FW: When working on music that’s paying homage to a certain composer, there are always hard decisions to make on what to take from the original material. What do you use, what can you use, what melody, what harmonic and or rhythmic material makes the DNA of a particular piece? How close should you stay to the original? These are challenging questions. My approach or method was to extract a melodic or harmonic element that seemed essential to the original and created something else from it. Like a 2017 jazzistic mirror to the original piece.

People often ask whether there is a difference in the American and European aesthetic and approach to jazz. Having worked on this project, do you feel there’s anything to say on that topic?

RK: On a non-compositional note, the more I travel and make music overseas, the more I’m amazed at the universal nature of jazz in the 21st century. The internet has completely leveled the playing field and made it possible for every type of music in the world to be heard everywhere in the world. This experience only reinforced that belief.

FW: Ravel is maybe one of the first European composers that was influenced by American music. There’s an interesting quote of Ravel in that respect:

“You Americans take jazz too lightly. You seem to see it as a music of little value, vulgar and ephemeral. In my point of view, it is jazz that will give rise to the national music of the United States.”
— Maurice Ravel, April 1928

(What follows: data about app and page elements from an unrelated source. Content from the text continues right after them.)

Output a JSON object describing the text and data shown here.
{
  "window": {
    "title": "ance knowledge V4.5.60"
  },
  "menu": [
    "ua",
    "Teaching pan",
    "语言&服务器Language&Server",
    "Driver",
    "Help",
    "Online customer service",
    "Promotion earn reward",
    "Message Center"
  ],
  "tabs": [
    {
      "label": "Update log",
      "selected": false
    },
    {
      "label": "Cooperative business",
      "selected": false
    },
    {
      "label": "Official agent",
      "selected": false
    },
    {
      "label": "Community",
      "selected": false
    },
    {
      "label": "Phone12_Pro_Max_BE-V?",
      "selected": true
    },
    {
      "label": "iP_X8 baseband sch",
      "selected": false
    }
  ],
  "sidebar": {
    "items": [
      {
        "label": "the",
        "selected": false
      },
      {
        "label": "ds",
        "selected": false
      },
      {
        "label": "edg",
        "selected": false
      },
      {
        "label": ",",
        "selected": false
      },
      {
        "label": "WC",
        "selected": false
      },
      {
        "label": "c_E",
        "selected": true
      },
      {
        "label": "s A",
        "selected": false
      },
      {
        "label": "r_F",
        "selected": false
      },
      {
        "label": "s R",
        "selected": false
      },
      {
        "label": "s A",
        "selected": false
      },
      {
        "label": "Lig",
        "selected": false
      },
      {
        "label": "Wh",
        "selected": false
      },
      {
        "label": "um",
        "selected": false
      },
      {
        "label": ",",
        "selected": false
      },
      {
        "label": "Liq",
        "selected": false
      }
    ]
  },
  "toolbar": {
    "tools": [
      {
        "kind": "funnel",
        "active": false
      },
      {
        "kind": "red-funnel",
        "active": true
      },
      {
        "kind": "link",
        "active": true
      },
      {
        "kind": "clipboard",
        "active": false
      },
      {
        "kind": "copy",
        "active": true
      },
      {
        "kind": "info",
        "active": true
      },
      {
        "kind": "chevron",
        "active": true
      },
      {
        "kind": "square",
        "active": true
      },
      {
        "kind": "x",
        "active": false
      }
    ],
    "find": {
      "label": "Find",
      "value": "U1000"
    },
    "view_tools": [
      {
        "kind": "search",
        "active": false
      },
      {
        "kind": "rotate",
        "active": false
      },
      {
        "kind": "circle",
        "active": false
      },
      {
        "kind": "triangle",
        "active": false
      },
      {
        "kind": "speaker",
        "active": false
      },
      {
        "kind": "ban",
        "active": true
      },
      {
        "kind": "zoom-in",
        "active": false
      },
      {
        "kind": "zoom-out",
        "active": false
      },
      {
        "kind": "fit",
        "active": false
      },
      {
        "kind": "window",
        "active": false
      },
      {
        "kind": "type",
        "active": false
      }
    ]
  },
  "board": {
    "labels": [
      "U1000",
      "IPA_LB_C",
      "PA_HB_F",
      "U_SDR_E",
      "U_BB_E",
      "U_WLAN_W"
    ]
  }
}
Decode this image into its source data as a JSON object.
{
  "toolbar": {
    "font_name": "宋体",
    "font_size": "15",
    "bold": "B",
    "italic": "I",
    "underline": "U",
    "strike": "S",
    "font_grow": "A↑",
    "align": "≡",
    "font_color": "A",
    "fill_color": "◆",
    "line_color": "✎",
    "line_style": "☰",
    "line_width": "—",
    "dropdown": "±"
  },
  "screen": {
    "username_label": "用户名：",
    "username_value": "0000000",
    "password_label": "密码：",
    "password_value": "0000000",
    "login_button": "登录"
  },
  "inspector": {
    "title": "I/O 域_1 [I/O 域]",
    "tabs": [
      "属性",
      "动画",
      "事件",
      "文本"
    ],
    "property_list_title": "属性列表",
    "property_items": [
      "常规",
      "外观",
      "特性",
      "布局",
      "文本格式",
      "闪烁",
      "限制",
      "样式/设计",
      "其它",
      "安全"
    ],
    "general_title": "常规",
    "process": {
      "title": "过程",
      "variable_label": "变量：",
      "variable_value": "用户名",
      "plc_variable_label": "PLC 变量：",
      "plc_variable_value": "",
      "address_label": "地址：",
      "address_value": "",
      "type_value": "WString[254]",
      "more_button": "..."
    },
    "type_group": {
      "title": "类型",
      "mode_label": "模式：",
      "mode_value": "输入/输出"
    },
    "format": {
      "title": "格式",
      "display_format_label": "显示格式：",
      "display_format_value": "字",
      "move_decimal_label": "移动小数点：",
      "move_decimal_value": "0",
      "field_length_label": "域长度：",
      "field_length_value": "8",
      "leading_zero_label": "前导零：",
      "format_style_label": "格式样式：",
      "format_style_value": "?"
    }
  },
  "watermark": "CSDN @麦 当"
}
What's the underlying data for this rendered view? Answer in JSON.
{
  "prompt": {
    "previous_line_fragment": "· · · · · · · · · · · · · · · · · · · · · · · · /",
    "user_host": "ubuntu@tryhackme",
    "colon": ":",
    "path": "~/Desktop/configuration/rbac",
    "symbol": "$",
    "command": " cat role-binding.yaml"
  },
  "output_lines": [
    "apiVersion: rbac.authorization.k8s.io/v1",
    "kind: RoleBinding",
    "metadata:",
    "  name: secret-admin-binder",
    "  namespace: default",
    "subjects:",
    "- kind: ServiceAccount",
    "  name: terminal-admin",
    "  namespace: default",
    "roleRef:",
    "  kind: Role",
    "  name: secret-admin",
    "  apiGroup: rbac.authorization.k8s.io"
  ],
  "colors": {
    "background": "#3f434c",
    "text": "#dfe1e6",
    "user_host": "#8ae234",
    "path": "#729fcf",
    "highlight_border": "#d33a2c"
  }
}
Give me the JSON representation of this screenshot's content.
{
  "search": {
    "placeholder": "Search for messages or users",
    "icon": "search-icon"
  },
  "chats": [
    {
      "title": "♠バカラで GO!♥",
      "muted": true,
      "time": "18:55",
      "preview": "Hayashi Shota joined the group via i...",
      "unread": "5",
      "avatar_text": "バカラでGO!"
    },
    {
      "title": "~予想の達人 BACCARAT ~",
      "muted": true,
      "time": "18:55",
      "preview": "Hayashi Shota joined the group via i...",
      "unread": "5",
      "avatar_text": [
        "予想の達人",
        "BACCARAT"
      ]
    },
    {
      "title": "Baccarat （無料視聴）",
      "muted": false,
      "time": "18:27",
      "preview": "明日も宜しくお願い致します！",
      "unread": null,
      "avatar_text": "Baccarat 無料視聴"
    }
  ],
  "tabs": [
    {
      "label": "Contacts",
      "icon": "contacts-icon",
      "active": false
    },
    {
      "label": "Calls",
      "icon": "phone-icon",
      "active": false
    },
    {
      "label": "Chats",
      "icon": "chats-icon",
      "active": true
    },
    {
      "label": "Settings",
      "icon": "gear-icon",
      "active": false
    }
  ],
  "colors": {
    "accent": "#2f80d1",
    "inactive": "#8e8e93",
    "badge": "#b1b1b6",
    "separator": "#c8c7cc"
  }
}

Jazz is very much American but could not exist in today’s form without the European music tradition and its harmony. This project needed both sides. To put it simply, the European side for its harmony and chamber music tradition, and the American side to make it dance, swing and groove.